Folks have been kind of annoyed at Microsoft and the company’s plans for how users will buy the games for its next system, the Xbox One. To summarize, you’re not buying a game—you’re buying a license for a game. That license will have all kinds of potential restrictions and caveats if you want to loan or borrow a game, or sell one or buy one used. But at the end of the day, it’s a way to take game ownership out of the realm of the physically owned disc, and closer to basic digital ownership.
For those of us who’ve grown up buying and trading physical media, the idea that we won’t literally OWN the game we buy is kind of a difficult concept to swallow, despite the fact that buying games digitally—and not being able to trade, lend, or resell them—has felt pretty normal. For whatever reason, there’s a division in our minds between physical and digital game buying, even though, essentially, it’s the same thing.
But it seems that the mega-popular, all-digital game retailer, Valve’s Steam, could soon bring game-sharing into the mix in much the same way that the Xbox One may allow users to share titles. Spotted by Kotaku, there’s code in the latest Steam client beta that suggests a forthcoming “Shared Game Library,” which could allow Steam users to designate some games for lending among their friends lists.

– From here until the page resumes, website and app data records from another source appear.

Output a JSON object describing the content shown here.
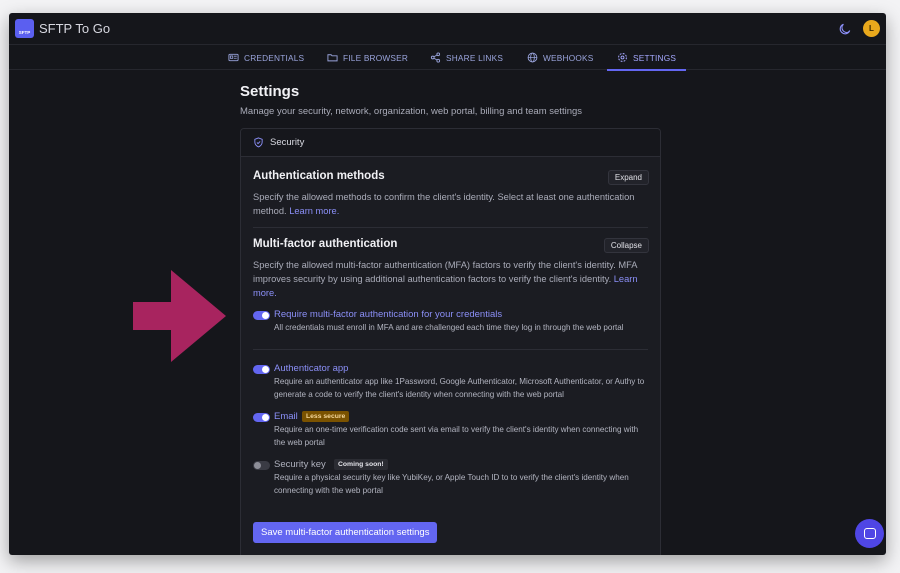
{
  "app": {
    "title": "SFTP To Go",
    "logo_text": "SFTP",
    "avatar_letter": "L"
  },
  "tabs": [
    {
      "label": "CREDENTIALS",
      "icon": "id-card-icon"
    },
    {
      "label": "FILE BROWSER",
      "icon": "folder-icon"
    },
    {
      "label": "SHARE LINKS",
      "icon": "share-icon"
    },
    {
      "label": "WEBHOOKS",
      "icon": "globe-icon"
    },
    {
      "label": "SETTINGS",
      "icon": "gear-icon",
      "active": true
    }
  ],
  "page": {
    "title": "Settings",
    "subtitle": "Manage your security, network, organization, web portal, billing and team settings"
  },
  "security": {
    "header": "Security",
    "auth_methods": {
      "title": "Authentication methods",
      "button": "Expand",
      "desc": "Specify the allowed methods to confirm the client's identity. Select at least one authentication method.",
      "link": "Learn more."
    },
    "mfa": {
      "title": "Multi-factor authentication",
      "button": "Collapse",
      "desc": "Specify the allowed multi-factor authentication (MFA) factors to verify the client's identity. MFA improves security by using additional authentication factors to verify the client's identity.",
      "link": "Learn more.",
      "require": {
        "label": "Require multi-factor authentication for your credentials",
        "desc": "All credentials must enroll in MFA and are challenged each time they log in through the web portal",
        "enabled": true
      },
      "factors": [
        {
          "label": "Authenticator app",
          "desc": "Require an authenticator app like 1Password, Google Authenticator, Microsoft Authenticator, or Authy to generate a code to verify the client's identity when connecting with the web portal",
          "enabled": true
        },
        {
          "label": "Email",
          "badge": "Less secure",
          "desc": "Require an one-time verification code sent via email to verify the client's identity when connecting with the web portal",
          "enabled": true
        },
        {
          "label": "Security key",
          "badge": "Coming soon!",
          "desc": "Require a physical security key like YubiKey, or Apple Touch ID to to verify the client's identity when connecting with the web portal",
          "enabled": false
        }
      ],
      "save_label": "Save multi-factor authentication settings"
    }
  },
  "colors": {
    "accent": "#6366f1",
    "arrow": "#a8245f",
    "background": "#15161b"
  }
}
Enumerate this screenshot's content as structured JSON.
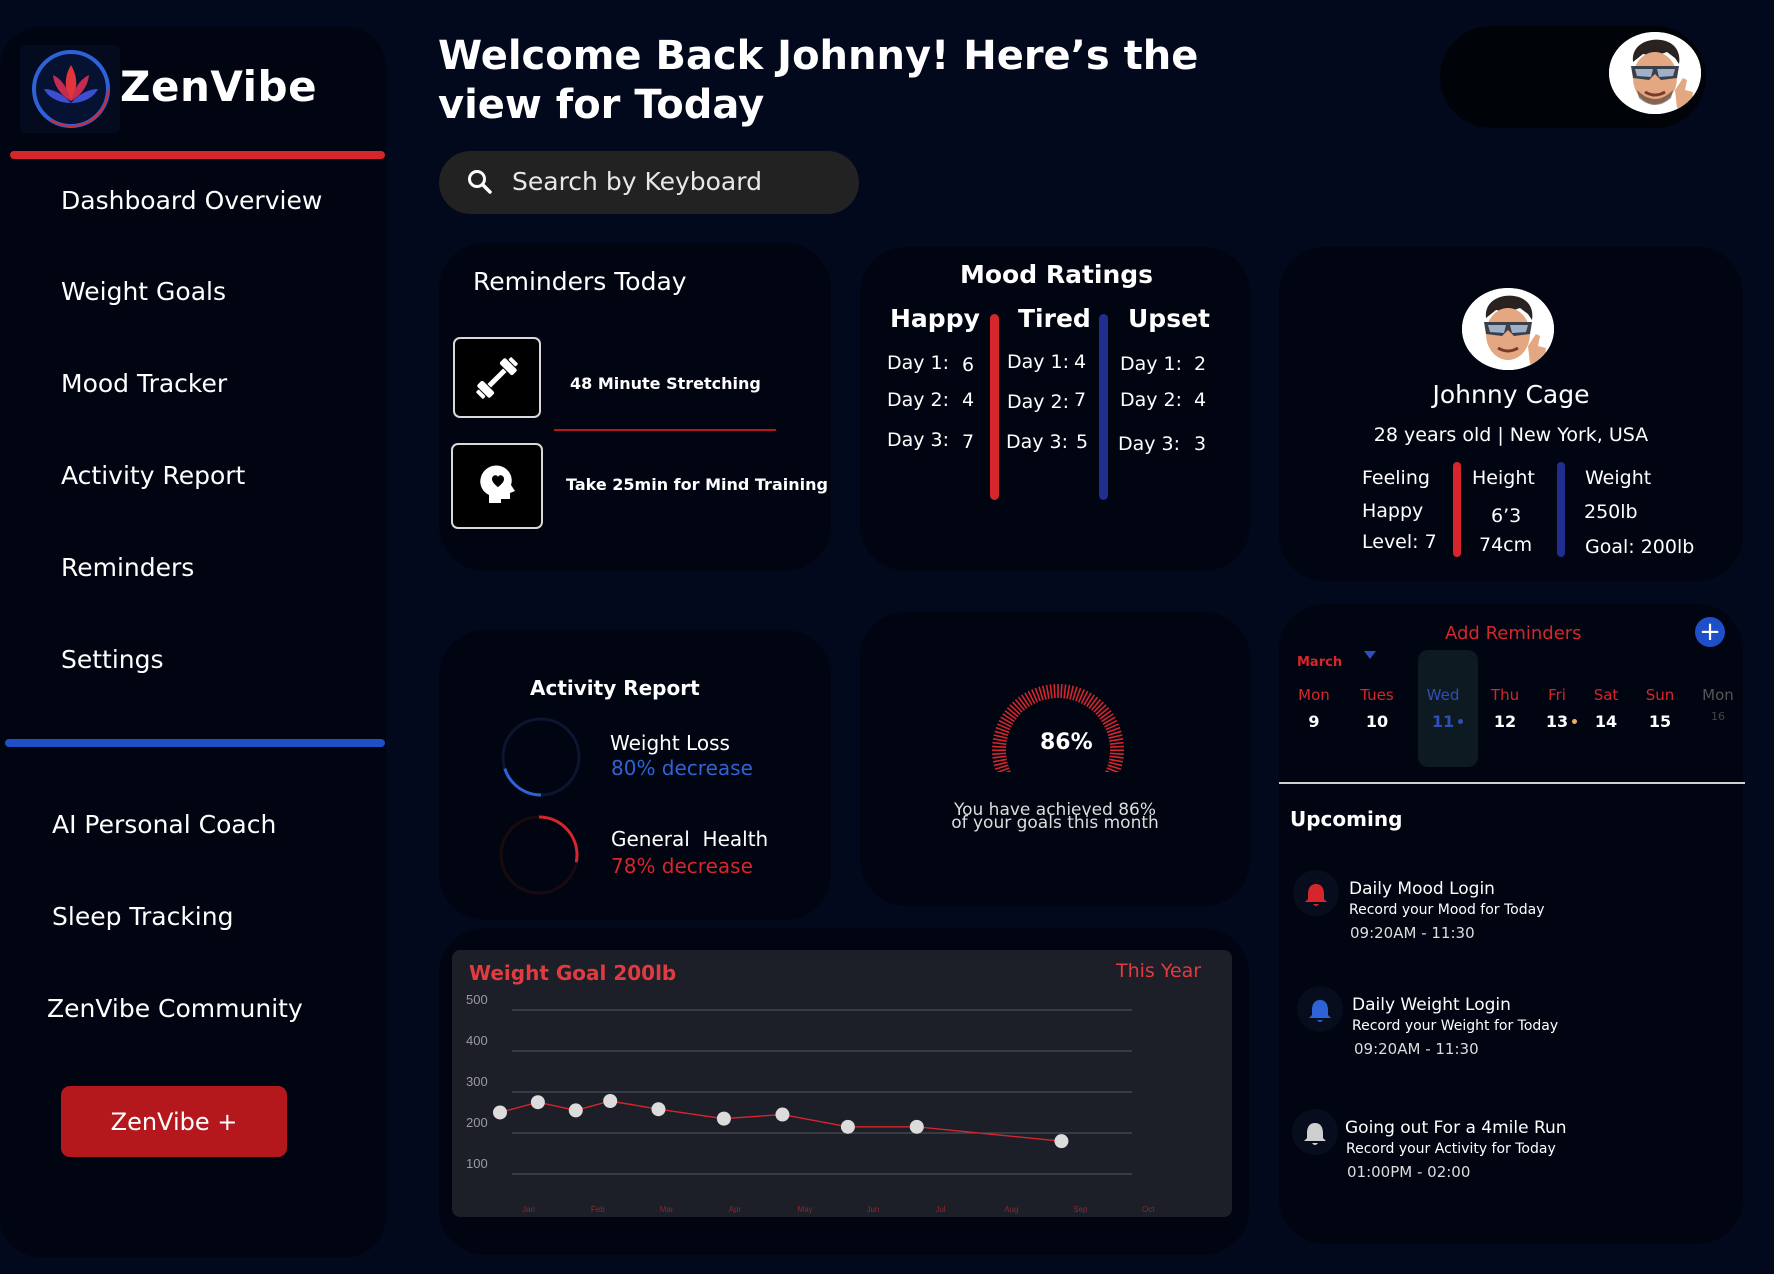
{
  "brand": {
    "name": "ZenVibe",
    "accent": "#d6262c",
    "blue": "#1f4fc8"
  },
  "sidebar": {
    "primary": [
      "Dashboard Overview",
      "Weight Goals",
      "Mood Tracker",
      "Activity Report",
      "Reminders",
      "Settings"
    ],
    "secondary": [
      "AI Personal Coach",
      "Sleep Tracking",
      "ZenVibe Community"
    ],
    "cta": "ZenVibe +"
  },
  "header": {
    "title": "Welcome Back Johnny! Here’s the view for Today",
    "search_placeholder": "Search by Keyboard"
  },
  "reminders_today": {
    "title": "Reminders Today",
    "items": [
      {
        "label": "48 Minute Stretching",
        "icon": "dumbbell-icon"
      },
      {
        "label": "Take 25min for Mind Training",
        "icon": "head-brain-icon"
      }
    ]
  },
  "mood": {
    "title": "Mood Ratings",
    "columns": [
      {
        "name": "Happy",
        "rows": [
          {
            "day": "Day 1:",
            "val": "6"
          },
          {
            "day": "Day 2:",
            "val": "4"
          },
          {
            "day": "Day 3:",
            "val": "7"
          }
        ]
      },
      {
        "name": "Tired",
        "rows": [
          {
            "day": "Day 1:",
            "val": "4"
          },
          {
            "day": "Day 2:",
            "val": "7"
          },
          {
            "day": "Day 3:",
            "val": "5"
          }
        ]
      },
      {
        "name": "Upset",
        "rows": [
          {
            "day": "Day 1:",
            "val": "2"
          },
          {
            "day": "Day 2:",
            "val": "4"
          },
          {
            "day": "Day 3:",
            "val": "3"
          }
        ]
      }
    ]
  },
  "profile": {
    "name": "Johnny Cage",
    "meta": "28 years old | New York, USA",
    "feeling_label": "Feeling",
    "feeling_value": "Happy",
    "level": "Level: 7",
    "height_label": "Height",
    "height_ft": "6’3",
    "height_cm": "74cm",
    "weight_label": "Weight",
    "weight_value": "250lb",
    "weight_goal": "Goal: 200lb"
  },
  "activity": {
    "title": "Activity Report",
    "items": [
      {
        "name": "Weight Loss",
        "status": "80% decrease",
        "color": "#2e63d8",
        "fraction": 0.2
      },
      {
        "name": "General  Health",
        "status": "78% decrease",
        "color": "#d6262c",
        "fraction": 0.28
      }
    ]
  },
  "goal": {
    "percent": "86%",
    "value": 0.86,
    "caption1": "You have achieved 86%",
    "caption2": "of your goals this month"
  },
  "calendar": {
    "add_label": "Add Reminders",
    "month": "March",
    "days": [
      {
        "d": "Mon",
        "n": "9"
      },
      {
        "d": "Tues",
        "n": "10"
      },
      {
        "d": "Wed",
        "n": "11"
      },
      {
        "d": "Thu",
        "n": "12"
      },
      {
        "d": "Fri",
        "n": "13"
      },
      {
        "d": "Sat",
        "n": "14"
      },
      {
        "d": "Sun",
        "n": "15"
      },
      {
        "d": "Mon",
        "n": "16"
      }
    ]
  },
  "upcoming": {
    "title": "Upcoming",
    "items": [
      {
        "title": "Daily Mood Login",
        "sub": "Record your Mood for Today",
        "time": "09:20AM - 11:30",
        "color": "#d6262c"
      },
      {
        "title": "Daily Weight Login",
        "sub": "Record your Weight for Today",
        "time": "09:20AM - 11:30",
        "color": "#2e63d8"
      },
      {
        "title": "Going out For a 4mile Run",
        "sub": "Record your Activity for Today",
        "time": "01:00PM - 02:00",
        "color": "#cfcfcf"
      }
    ]
  },
  "chart_data": {
    "type": "line",
    "title": "Weight Goal 200lb",
    "period": "This Year",
    "yticks": [
      500,
      400,
      300,
      200,
      100
    ],
    "ylim": [
      0,
      550
    ],
    "categories": [
      "Jan",
      "Feb",
      "Mar",
      "Apr",
      "May",
      "Jun",
      "Jul",
      "Aug",
      "Sep",
      "Oct"
    ],
    "x": [
      0,
      0.55,
      1.1,
      1.6,
      2.3,
      3.25,
      4.1,
      5.05,
      6.05,
      8.15
    ],
    "y": [
      250,
      275,
      255,
      278,
      258,
      235,
      245,
      215,
      215,
      180
    ],
    "line_color": "#d6262c",
    "grid": true
  }
}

Apparently the library will only allow one user at a time to play a shared game, with notifications alerting users to who’s playing what, and when one user tries to play a game that’s already being played by someone else. It’s ironic that this service will likely be heralded by Steam fans as a fantastic addition to the service, while those same fans have been figuratively storming Microsoft’s gates with pitchforks and torches.
The reason, I think, is because Steam’s introduction of such a feature—if it happens—would feel more gradual than Microsoft’s. If Microsoft had implemented a shared game library among our digital libraries on the Xbox 360, then maybe we would be more forgiving about implementing shared game restrictions on physical media. It would feel like a more natural outgrowth of that policy. As it is, it feels like regulation and anti-consumer practices when, in reality, it might open up some interesting possibilities.
All that aside, I still think this video sums up my feelings about game sharing:
Your thoughts on game sharing?